One of my greatest joys in life is reading a wonderful book, then handing it over to a friend or family member that I know it will speak to. Often, that person comes to mind partway through the book, and I can't wait to finish it so I can give it to her right away. Just tonight, as a couple of friends ate dinner at my apartment, I jumped up from the table several times to run to my bookshelves and locate the exact book that was relevant our topic of conversation. As I pressed a book into one of their hands, she exclaimed, "I haven't finished the book you gave me last week!" Okay, so it's true; I can be over zealous. But it's truly one of my most favorite things.

However, one of my least favorite things is when someone replies, "Oh, thanks, but I don't have time to read." Or "I don't really like to read." It's so disappointing! I know that the book will bring such beauty or insight into that person's life.

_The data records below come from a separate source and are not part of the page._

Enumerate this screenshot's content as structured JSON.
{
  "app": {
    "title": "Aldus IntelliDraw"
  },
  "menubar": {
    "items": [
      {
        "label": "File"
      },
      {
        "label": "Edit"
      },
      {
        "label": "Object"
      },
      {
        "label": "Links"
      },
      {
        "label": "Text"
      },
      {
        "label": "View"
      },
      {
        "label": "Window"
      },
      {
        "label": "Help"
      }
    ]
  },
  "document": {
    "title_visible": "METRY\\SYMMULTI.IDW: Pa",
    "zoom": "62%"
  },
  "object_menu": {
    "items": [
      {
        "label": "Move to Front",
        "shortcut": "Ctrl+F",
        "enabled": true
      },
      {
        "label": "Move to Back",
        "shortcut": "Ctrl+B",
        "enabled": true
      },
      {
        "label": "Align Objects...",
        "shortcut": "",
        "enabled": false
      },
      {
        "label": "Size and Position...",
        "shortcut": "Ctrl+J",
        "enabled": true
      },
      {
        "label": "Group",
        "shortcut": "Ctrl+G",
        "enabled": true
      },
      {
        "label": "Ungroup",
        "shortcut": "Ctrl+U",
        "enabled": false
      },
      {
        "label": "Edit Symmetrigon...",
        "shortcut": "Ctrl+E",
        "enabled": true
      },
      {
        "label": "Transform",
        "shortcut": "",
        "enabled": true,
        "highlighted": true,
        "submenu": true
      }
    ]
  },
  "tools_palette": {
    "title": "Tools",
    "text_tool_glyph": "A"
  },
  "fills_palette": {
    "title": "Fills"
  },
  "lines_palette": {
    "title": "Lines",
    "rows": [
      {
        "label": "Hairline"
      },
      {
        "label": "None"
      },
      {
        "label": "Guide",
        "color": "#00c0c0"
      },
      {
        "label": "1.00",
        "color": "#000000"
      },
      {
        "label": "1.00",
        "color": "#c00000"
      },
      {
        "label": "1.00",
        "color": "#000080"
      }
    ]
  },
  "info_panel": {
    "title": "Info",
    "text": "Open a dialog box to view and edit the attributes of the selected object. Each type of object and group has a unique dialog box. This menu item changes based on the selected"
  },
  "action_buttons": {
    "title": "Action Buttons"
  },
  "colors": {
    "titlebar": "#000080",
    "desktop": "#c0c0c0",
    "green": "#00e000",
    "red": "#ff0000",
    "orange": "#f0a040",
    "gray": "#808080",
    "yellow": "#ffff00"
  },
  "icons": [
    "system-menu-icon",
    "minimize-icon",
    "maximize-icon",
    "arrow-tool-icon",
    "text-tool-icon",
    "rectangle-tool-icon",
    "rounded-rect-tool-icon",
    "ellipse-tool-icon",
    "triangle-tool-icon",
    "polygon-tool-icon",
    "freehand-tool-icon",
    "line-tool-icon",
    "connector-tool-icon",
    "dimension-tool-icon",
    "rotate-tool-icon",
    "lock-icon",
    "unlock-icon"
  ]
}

Up until recently (well, really more like until right now), I've responded apologetically, as if I've offended. But no more. While I don't mean to be a pest, I am no longer accepting, "I don't have time to read" as an excuse. I am not expecting others to read as much as I do (thought there are many who read many more books that I), or setting out to make them feel bad about their lack of reading. I have just decided that I am going to make it my personal mission to inspire others to become life-longer readers. And I'm going to need your help.

Look for many more posts on this topic. Over the next few months, I plan to transform this blog into a platform to spread the reading message. I will still provide book reviews and literary news items, but it will all be focused on encouraging, equipping, inspiring, and connecting readers, new and old. And since non-readers probably won't read a blog about books, I'll need your help to spread the word. I will be creating resources to help you go out and encourage your friends and families to become readers. I also want to start providing book "match-making" services so that I can virtually "press" a book into your hands as well.

I'm toying with the idea of calling myself a "Reading Evangelist". What do you think? Will you join me?

Wednesday, March 2, 2011

Wednesday Web RoundUp 3/2/11

It's Wednesday, so it's time for another round of literary links.

HarperCollins publishes an open letter to libraries regarding e-books.

I've heard about Sag Harbor for a while now, and this review makes me even more interested in the book.

Another review has me interested in a book (namely, The Postmistress).

A conversation with Katie Couric and The Help author, Kathryn Stockett.

What links have you interested this week? Do share!

Tuesday, March 1, 2011

Reading Goal: An Update

It's the start of a new month, so I thought it would be a good time to revisit my reading goal for the year. At the start of 2011, I decided that I wanted to read at least 60 books this year. After reaching 53 last year, I though this would be a bit more of a challenge, but still attainable.

As you can see from my list of books read in 2011 at the top of the page, I have read 16 books so far. For two months, that's really great! I'm very excited about the possibility of surpassing my goal. However, to be realistic, I must also realize that these past two months have been rather lacking in the obligations department, so I probably won't keep this pace up for the whole year. It's a fantastic start though, I'm so encouraged that I am well on my way to meeting my goal.

Tell me, what are your reading goals for this year? How are you doing? It's not too late! Make a reading goal for March, or the remainder of the year. Have a number to reach in your head is a great motivator when you're deciding between the remote and the bestseller you just picked up at the bookstore.

Happy Reading!